INFORMATION PROVIDED>
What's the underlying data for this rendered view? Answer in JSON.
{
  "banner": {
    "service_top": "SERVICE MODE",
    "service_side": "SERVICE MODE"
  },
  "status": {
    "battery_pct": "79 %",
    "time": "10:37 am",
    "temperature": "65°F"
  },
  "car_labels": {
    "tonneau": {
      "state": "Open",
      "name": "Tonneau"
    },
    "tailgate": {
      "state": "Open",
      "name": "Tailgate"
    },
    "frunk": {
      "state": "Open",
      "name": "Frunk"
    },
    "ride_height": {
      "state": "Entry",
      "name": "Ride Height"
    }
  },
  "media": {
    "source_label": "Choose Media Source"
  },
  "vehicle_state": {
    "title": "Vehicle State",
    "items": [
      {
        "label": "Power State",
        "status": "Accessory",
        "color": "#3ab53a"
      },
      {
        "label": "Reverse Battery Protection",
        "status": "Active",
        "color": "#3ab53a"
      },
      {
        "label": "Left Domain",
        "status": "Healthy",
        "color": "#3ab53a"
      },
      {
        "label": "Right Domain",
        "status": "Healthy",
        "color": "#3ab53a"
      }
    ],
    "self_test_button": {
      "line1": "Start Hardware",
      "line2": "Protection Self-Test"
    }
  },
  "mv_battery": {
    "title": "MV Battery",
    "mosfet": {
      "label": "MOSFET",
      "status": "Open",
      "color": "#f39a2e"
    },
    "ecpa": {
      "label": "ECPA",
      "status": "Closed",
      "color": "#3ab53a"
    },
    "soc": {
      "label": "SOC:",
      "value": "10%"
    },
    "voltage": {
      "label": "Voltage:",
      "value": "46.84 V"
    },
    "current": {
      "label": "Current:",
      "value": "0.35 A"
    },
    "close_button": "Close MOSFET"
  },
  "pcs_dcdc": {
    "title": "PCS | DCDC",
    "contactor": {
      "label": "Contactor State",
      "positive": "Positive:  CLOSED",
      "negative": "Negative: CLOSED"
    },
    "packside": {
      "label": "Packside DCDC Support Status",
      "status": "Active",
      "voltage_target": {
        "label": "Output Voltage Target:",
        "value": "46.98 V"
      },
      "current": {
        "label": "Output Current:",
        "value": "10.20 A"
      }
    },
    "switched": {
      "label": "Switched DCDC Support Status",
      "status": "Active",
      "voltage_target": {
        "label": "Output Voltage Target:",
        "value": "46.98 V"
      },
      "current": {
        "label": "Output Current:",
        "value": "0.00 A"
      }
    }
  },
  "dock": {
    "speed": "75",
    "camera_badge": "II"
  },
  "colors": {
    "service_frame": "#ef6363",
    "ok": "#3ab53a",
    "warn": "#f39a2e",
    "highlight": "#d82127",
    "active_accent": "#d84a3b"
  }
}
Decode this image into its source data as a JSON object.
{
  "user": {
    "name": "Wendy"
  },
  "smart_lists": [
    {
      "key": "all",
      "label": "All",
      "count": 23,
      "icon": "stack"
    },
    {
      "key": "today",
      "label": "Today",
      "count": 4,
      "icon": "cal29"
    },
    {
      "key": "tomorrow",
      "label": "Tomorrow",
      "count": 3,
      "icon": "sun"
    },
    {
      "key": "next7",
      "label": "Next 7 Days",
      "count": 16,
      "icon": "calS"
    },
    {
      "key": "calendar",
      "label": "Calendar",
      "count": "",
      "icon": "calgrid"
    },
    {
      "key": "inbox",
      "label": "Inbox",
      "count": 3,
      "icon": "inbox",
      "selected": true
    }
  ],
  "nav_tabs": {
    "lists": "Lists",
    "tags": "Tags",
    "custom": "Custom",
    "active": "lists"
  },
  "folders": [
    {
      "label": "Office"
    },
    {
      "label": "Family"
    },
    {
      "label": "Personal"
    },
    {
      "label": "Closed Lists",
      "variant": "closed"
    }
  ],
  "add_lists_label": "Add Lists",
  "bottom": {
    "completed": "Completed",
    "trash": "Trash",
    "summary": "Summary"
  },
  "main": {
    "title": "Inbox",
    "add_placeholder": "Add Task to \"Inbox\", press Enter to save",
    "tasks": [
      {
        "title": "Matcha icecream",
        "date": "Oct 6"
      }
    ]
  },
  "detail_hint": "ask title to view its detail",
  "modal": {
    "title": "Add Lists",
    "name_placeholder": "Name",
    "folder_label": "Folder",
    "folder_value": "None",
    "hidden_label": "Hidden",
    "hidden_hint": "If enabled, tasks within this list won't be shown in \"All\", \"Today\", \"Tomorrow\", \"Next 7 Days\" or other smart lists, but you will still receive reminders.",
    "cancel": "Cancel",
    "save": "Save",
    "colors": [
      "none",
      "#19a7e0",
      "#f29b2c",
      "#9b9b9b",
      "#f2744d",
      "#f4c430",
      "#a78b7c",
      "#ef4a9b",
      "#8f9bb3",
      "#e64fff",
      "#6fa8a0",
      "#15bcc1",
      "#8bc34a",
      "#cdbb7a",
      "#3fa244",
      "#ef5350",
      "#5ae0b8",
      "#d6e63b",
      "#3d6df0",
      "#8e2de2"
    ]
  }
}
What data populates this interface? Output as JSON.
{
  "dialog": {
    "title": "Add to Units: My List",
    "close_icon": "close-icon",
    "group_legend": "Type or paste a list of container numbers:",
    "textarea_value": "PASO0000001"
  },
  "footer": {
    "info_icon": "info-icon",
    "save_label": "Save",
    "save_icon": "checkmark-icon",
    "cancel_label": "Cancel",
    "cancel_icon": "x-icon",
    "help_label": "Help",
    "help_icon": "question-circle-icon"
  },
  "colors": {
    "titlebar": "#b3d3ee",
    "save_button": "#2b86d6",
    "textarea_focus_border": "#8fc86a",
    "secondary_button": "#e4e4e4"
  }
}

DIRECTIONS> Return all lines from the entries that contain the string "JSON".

YOUR RESPONSE>
What's the underlying data for this rendered view? Answer in JSON.
Decode this image into its source data as a JSON object.
What data populates this interface? Output as JSON.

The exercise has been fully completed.